  • Exercise 4: Rich and Lean Approach – A demonstration of the effects of high lean and rich approaches.
  • Exercise 5: Amine Sweetening Process Conditions – A study of the effect of various process parameters (e.g. regenerator pressure) on the performance of an MDEA sweetening unit.
  • Exercise 6: Amine Sweetening Process Flow – A study of the effect of various flow modifications (e.g. flash drum, water wash) on the performance of a DGA sweetening unit.
  • Exercise 7: Absorber Packing Comparison – A comparison of different packings and their effect on flooding, performance, and pressure drop.
Physical solvent systems
  • Exercise 8: Physical Solvent Comparison – A comparison between DEPG, NMP, PC, methanol, and MDEA for sweetening a gas that contains H2S, CO2, mercaptans, and COS.
  • Exercise 9: Physical Solvent Regeneration – A study of the common regeneration methods used for physical solvents, including simple flashing, injecting stripping gas, and applying heat.
  • Exercise 10: Hydrocarbon Liquid Sweetening – A basic DGA liquid sweetening unit. Demonstrates how to modify the number of stages in a column using stage efficiencies.
Sour water systems
  • Exercise 11: Sour Water Stripping – Techniques for removing H2S and NH3 from water, all while maintaining a low water content in the acid gas stream produced. Demonstrates the effect of adding acid or base to the feed, as well as how to overcome column convergence issues.
Section 2: Dehydration

Discussion of hydrate formation and inhibition and gas dehydration using glycols and methanol.

  • Exercise 12: Glycol Dehydration – A study of the impact and relevance of nearly every adjustable parameter in a glycol dehydration unit.
  • Exercise 13: Dehydration Process Comparison – A comparison between different solvent-based dehydration processes (glycol variations + a methanol-based process).
Section 3: Acid Gas Disposal

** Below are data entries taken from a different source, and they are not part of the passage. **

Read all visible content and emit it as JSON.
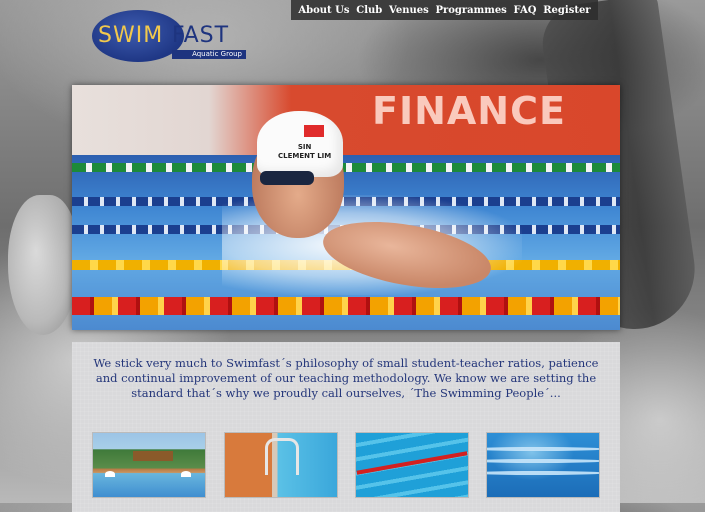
{
  "logo": {
    "word_left": "SWIM",
    "word_right": "FAST",
    "tagline": "Aquatic Group",
    "colors": {
      "oval": "#2b4a9e",
      "swim": "#f2c94c",
      "fast": "#1e347f"
    }
  },
  "nav": {
    "items": [
      "About Us",
      "Club",
      "Venues",
      "Programmes",
      "FAQ",
      "Register"
    ]
  },
  "hero": {
    "sponsor_text": "FINANCE",
    "cap_text": [
      "SIN",
      "CLEMENT LIM"
    ]
  },
  "intro": {
    "text": "We stick very much to Swimfast´s philosophy of small student-teacher ratios, patience and continual improvement of our teaching methodology. We know we are setting the standard that´s why we proudly call ourselves, ´The Swimming People´..."
  },
  "thumbnails": [
    {
      "subject": "outdoor-resort-pool"
    },
    {
      "subject": "pool-ladder"
    },
    {
      "subject": "swimmers-in-lanes"
    },
    {
      "subject": "pool-steps"
    }
  ]
}
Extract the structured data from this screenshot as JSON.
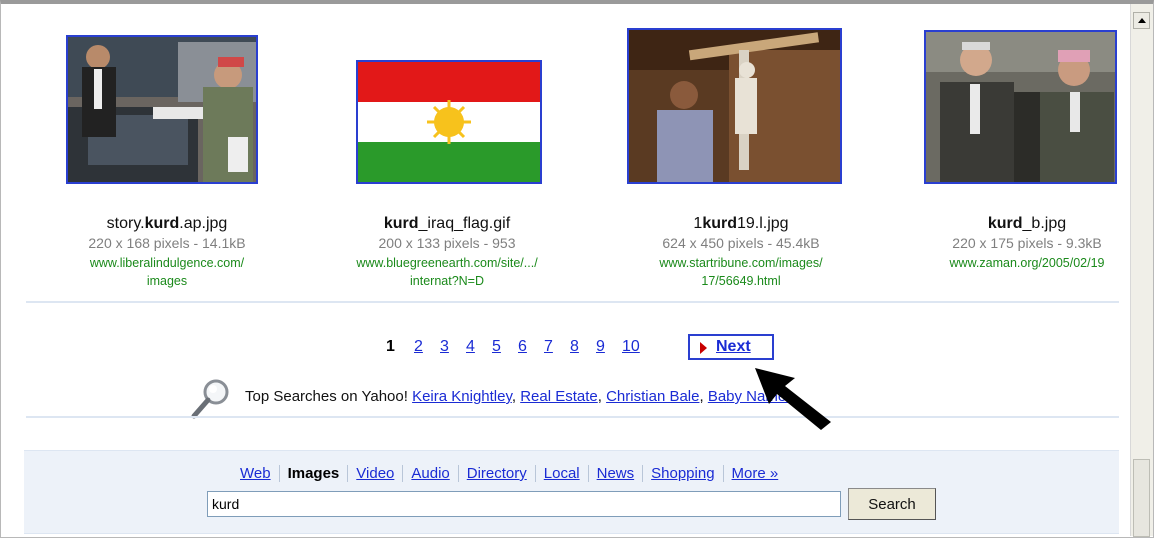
{
  "results": [
    {
      "name_pre": "story.",
      "name_bold": "kurd",
      "name_post": ".ap.jpg",
      "meta": "220 x 168 pixels - 14.1kB",
      "url1": "www.liberalindulgence.com/",
      "url2": "images"
    },
    {
      "name_pre": "",
      "name_bold": "kurd",
      "name_post": "_iraq_flag.gif",
      "meta": "200 x 133 pixels - 953",
      "url1": "www.bluegreenearth.com/site/.../",
      "url2": "internat?N=D"
    },
    {
      "name_pre": "1",
      "name_bold": "kurd",
      "name_post": "19.l.jpg",
      "meta": "624 x 450 pixels - 45.4kB",
      "url1": "www.startribune.com/images/",
      "url2": "17/56649.html"
    },
    {
      "name_pre": "",
      "name_bold": "kurd",
      "name_post": "_b.jpg",
      "meta": "220 x 175 pixels - 9.3kB",
      "url1": "www.zaman.org/2005/02/19",
      "url2": ""
    }
  ],
  "pagination": {
    "current": "1",
    "pages": [
      "2",
      "3",
      "4",
      "5",
      "6",
      "7",
      "8",
      "9",
      "10"
    ],
    "next_label": "Next"
  },
  "top_searches": {
    "prefix": "Top Searches on Yahoo!",
    "links": [
      "Keira Knightley",
      "Real Estate",
      "Christian Bale",
      "Baby Names"
    ]
  },
  "search": {
    "tabs": [
      "Web",
      "Images",
      "Video",
      "Audio",
      "Directory",
      "Local",
      "News",
      "Shopping",
      "More »"
    ],
    "active_tab": "Images",
    "query": "kurd",
    "button_label": "Search"
  },
  "colors": {
    "link": "#1a2bd4",
    "url_green": "#1b8a1b",
    "meta_gray": "#7f7f7f",
    "image_border": "#2a3fd0",
    "next_arrow": "#c80000"
  },
  "icons": [
    "magnifier-icon",
    "next-arrow-icon",
    "scroll-up-icon",
    "mouse-cursor-icon"
  ]
}
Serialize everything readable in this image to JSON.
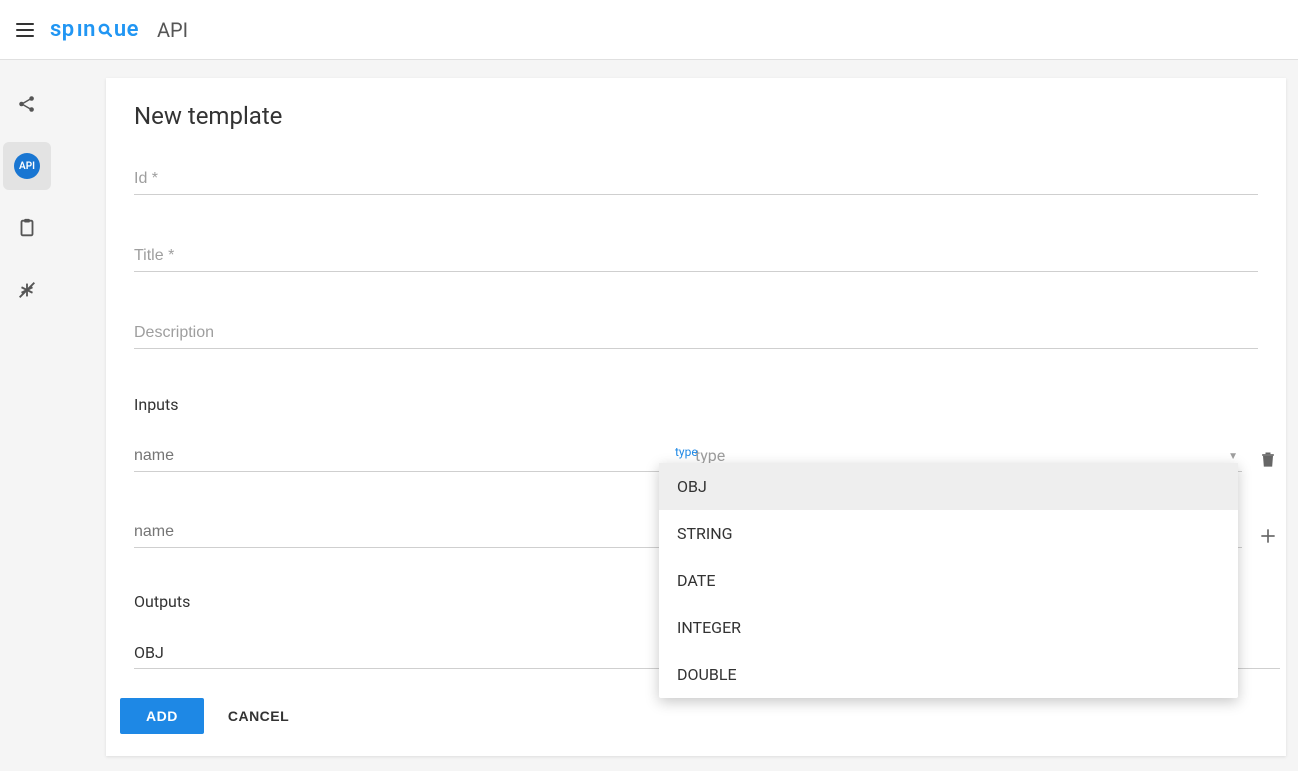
{
  "header": {
    "brand": "spinque",
    "context": "API"
  },
  "sidebar": {
    "items": [
      {
        "name": "share",
        "label": "Share"
      },
      {
        "name": "api",
        "label": "API"
      },
      {
        "name": "clipboard",
        "label": "Clipboard"
      },
      {
        "name": "filter",
        "label": "Filter"
      }
    ],
    "api_badge": "API"
  },
  "form": {
    "title": "New template",
    "fields": {
      "id_placeholder": "Id *",
      "title_placeholder": "Title *",
      "description_placeholder": "Description"
    },
    "inputs_label": "Inputs",
    "input_name_placeholder": "name",
    "input_type_placeholder": "type",
    "outputs_label": "Outputs",
    "outputs_value": "OBJ",
    "add_button": "ADD",
    "cancel_button": "CANCEL"
  },
  "dropdown": {
    "label": "type",
    "options": [
      "OBJ",
      "STRING",
      "DATE",
      "INTEGER",
      "DOUBLE"
    ],
    "selected": "OBJ"
  }
}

Examines conversion of H2S to elemental sulfur (“sulfur recovery”) for gases with both high and low concentrations of H2S, as well as re-injection of H2S and CO2 underground (“acid gas injection”).

SRU systems
  • Exercise 14: Sulfur Recovery—Straight-Through – Optimizing sulfur recovery for a standard Claus unit, including determining the proper number of Claus beds.
  • Exercise 15: Tail Gas Handling – Increasing sulfur recovery by further processing the tail gas from the Claus unit. Includes cold bed adsorption, sulfur oxidation, sulfur recycle, and incineration.
Acid gas injection
  • Exercise 16: Acid Gas Injection – Compressing a mixture of H2S, CO2, and water to high pressure and injecting it underground to a reservoir, all while avoiding hydrate formation.
Notes about the agenda:

Our agenda is provided to give the approximate material to be covered in the course, in the approximate order it will be covered. All courses we provide will be tailored to the needs of the host company providing the training accommodations, as well as the needs of the course attendees. Some courses may cover additional topics, while some may cover less than indicated in the agenda.

Some courses with material that requires three days to present may be shortened to one or two days. These shortened courses will typically cover both process simulation and process optimization topics, but will exclude several exercises. Please contact our training team or ask the consulting engineer for your region for specific information about any course.